There are 3 types, the regular lasso, the polygonal lasso, and the magnetic lasso.
The regular lasso is a click and hold type. Once you click down your mouse button it activates and as soon as you release it, it will auto close. This is only if you have GOD LIKE STEADY MOUSEHANDS. At this time, I’d be questioning as to why you’re not just using an eraser tool instead. This is NOT an ideal tool to use.
The polygonal activates upon one click, and by clicking somewhere else, you can add anchor points of which the lasso will draw straight lines to. Kind of like connect the dots. You can close your selection either by double clicking, or clicking your starting point. This IS the ideal tool to use.
The magnetic lasso acts like the regular lasso with one GIANT difference. It follows colour contrasts and lines. UNFORTUNATELY it is highly unreliable and therefore NOT an ideal tool to use.
By now, some of you MAY be wondering why I don’t just simply use the MAGIC WAND tool. I mean… IT’S *~MAGICAL~* isn’t it? Well no. I don’t believe in using it to remove backgrounds mainly because it is also highly unreliable and NOT an ideal tool to use. :’D
So now that we’ve gotten this far, HOW DO YOU use the polygonal lasso to remove backgrounds?
Usually I start by roughly selecting around the image. If you make a mistake, you can ADD to your selection after you close it by holding shift with the lasso selected, or SUBTRACT from it by holding alt with the lasso selected.
The image I’m working on has something else on it. I will actually be REMOVING it, which I’ll talk a little more about later on. So as you can see, I’ve completely ignored it.
Then I delete everything else. How do I do that? Well, if I press the “DELETE” button you’ll find you’ll end up deleting everything you want instead.

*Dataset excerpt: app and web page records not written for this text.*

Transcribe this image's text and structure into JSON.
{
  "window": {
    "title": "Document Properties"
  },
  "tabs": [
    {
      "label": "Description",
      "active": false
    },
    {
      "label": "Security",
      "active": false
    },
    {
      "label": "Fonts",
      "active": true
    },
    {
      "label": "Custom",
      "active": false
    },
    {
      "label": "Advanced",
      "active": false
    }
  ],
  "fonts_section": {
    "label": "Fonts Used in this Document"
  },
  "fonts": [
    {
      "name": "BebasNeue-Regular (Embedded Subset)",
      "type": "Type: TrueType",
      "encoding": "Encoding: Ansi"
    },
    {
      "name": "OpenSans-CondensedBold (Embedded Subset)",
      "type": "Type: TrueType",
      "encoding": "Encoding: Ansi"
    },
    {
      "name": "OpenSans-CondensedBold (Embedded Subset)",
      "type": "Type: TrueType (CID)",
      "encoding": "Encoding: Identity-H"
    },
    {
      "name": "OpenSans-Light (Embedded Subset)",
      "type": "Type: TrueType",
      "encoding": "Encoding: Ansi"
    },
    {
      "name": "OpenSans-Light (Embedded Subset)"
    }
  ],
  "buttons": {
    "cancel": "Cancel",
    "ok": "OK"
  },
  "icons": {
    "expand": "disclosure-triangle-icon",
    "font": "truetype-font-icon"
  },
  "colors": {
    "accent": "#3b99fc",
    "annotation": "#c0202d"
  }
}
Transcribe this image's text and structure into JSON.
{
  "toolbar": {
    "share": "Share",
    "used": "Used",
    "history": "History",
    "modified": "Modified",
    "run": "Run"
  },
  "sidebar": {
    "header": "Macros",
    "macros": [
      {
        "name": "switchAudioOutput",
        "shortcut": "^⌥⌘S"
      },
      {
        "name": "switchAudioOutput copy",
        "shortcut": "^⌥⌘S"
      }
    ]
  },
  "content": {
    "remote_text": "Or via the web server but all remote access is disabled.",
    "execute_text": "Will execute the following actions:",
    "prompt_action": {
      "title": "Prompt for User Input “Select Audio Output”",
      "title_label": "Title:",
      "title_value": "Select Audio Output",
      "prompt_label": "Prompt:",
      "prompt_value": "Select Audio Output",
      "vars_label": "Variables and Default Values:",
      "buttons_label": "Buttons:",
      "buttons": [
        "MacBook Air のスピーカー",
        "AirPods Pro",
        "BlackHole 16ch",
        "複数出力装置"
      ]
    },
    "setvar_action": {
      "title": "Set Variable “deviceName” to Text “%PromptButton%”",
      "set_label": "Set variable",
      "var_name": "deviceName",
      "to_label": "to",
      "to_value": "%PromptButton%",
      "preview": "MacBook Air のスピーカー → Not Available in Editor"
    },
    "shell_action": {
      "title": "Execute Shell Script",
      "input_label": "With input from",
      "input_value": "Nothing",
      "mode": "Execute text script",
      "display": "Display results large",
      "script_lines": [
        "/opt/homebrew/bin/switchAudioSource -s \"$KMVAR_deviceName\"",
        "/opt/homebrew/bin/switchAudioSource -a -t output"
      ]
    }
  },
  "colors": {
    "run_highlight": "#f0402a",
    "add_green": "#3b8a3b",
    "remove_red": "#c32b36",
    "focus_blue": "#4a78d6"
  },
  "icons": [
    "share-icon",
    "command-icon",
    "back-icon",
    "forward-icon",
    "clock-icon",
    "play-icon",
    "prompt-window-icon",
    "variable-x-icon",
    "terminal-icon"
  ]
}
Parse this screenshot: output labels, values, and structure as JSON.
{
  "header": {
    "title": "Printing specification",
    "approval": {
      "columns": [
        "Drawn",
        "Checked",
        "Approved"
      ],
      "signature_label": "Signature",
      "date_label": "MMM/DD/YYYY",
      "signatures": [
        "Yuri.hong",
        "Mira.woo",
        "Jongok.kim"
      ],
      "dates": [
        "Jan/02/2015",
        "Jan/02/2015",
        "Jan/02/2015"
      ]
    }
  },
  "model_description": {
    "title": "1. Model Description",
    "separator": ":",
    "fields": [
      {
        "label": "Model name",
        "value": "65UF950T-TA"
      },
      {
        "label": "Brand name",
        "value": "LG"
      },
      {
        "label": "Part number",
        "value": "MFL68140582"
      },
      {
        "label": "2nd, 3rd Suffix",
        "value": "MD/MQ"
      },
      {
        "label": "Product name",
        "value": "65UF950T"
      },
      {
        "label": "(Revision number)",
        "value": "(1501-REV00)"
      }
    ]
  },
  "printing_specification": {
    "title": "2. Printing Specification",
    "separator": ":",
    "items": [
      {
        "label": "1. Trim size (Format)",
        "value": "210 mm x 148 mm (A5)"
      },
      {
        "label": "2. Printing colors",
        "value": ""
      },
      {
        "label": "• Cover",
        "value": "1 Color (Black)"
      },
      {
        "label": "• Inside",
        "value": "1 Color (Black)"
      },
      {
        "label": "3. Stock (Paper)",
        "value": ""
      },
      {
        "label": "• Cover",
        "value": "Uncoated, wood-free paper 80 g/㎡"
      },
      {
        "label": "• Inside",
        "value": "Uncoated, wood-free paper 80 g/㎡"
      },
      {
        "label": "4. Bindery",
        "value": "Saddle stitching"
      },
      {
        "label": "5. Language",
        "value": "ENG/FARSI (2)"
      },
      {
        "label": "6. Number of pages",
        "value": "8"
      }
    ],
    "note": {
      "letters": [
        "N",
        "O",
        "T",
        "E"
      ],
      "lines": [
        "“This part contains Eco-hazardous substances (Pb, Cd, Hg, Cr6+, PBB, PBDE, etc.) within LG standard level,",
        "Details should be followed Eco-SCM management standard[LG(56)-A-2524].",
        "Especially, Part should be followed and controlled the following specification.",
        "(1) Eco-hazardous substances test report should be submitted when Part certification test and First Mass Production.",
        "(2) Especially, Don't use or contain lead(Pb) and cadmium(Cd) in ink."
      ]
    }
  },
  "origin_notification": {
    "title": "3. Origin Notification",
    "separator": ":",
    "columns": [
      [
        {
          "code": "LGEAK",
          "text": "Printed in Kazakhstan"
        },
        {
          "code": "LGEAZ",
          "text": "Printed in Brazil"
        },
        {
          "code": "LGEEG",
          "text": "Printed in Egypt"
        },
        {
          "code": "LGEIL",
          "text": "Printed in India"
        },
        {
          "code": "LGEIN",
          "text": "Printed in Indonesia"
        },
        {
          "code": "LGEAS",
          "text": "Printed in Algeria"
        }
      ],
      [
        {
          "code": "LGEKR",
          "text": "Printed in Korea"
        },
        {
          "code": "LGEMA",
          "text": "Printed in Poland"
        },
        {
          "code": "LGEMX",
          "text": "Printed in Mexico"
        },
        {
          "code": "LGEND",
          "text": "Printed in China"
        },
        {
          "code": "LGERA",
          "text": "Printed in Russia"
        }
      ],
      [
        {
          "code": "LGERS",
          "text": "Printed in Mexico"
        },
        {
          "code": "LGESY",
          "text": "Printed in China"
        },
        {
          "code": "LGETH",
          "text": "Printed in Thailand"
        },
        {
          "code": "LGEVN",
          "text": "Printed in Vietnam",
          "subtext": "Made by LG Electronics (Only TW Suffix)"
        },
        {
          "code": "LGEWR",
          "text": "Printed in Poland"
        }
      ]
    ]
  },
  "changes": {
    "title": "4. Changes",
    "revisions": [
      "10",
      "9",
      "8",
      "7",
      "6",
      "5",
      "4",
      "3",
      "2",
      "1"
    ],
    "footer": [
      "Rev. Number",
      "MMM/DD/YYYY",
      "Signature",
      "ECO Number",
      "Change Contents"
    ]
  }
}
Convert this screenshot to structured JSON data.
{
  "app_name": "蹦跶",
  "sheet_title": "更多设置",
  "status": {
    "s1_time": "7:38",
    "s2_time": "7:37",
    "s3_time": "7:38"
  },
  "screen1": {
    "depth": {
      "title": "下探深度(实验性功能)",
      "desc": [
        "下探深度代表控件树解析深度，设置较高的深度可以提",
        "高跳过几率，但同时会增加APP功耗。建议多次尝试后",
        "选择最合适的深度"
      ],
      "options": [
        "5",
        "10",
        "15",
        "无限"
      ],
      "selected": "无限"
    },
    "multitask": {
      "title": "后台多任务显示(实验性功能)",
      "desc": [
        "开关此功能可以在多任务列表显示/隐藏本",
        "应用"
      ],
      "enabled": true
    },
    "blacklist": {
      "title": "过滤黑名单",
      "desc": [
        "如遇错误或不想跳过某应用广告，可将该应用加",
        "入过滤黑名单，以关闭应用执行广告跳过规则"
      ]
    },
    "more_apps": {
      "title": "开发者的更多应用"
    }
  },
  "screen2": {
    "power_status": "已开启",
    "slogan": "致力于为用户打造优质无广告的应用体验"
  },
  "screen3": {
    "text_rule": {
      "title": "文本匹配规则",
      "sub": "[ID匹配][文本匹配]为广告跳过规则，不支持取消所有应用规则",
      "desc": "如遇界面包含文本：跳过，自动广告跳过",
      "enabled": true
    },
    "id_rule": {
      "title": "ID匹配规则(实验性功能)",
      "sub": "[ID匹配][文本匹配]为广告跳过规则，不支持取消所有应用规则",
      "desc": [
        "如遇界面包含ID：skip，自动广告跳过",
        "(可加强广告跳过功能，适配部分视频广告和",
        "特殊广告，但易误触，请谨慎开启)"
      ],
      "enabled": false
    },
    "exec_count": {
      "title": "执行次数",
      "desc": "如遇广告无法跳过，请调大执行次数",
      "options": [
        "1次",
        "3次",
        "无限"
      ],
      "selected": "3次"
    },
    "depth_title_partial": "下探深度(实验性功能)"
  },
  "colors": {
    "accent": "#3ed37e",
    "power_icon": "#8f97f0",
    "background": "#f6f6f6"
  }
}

So how do you avoid this? You invert your selection. This process deselects everything you have selected and selects everything you haven’t. You can do this two ways. You can go to your top menu and go: Select > Inverse. Or you can just press shift+ctrl+I. NOW you can press delete. Now that you’re done with that you can go Select >Deselect, or simply press ctrl+d.
Now you can zoom in and start chiselling away at the details. A handy little shortcut to know on Photoshop is that if you hold the spacebar, you can use the hand tool to drag around the canvas so you don’t have to constantly move those pesky scrollbars to get around the image while you’re zoomed in.
What I prefer to do is select section by section, and deleting as I go along.
It takes some getting used to for the details, and curved edges. So at this point, I would recommend not choosing images that are too difficult to edit. Hair also seems to be a challenge for most people. I find it helpful to create anchor points that are closer together when going around curved edges like hair, as it makes it a lot less jagged. Do be careful of accidentally double clicking and closing a selection when you don’t intend to, because that’s a really “FFFFFFFFFFF” worthy moment sometimes. :<
Eventually, you’ll get something like this. (hopefully)
At this point you can just toggle the visibility of the background and save it. The format you want to save it in is PNG. As you can see, however, I chose a more complicated image so with the background removed you can see some flaws.
I won’t go into detail here about fixing it, but if you’re well versed at Photoshop, or if you have good drawing(akaMAGICAL) skills like Yanovi-san, you can fix it or draw it in yourself. Only do this if you’re confident that you won’t make it look like someone slapped something garishly ugly and out of place in an attempt to ‘mend’ the image.
Eventually you’ll be able to go from something like this:
To something like this:
:D (not my best though, I got pretty sleepy/lazy as it’s getting late 8D)
I am well aware that I am TERRIBLE at explaining things so please, by all means ask me to elaborate if there is anything you do not understand as this is a tutorial that I HOPE will be able to teach the general YTC populace on how to remove backgrounds which is EXTREMELY handy. I hope this has helped at least a LITTLE. OAO)/
Thanks for reading!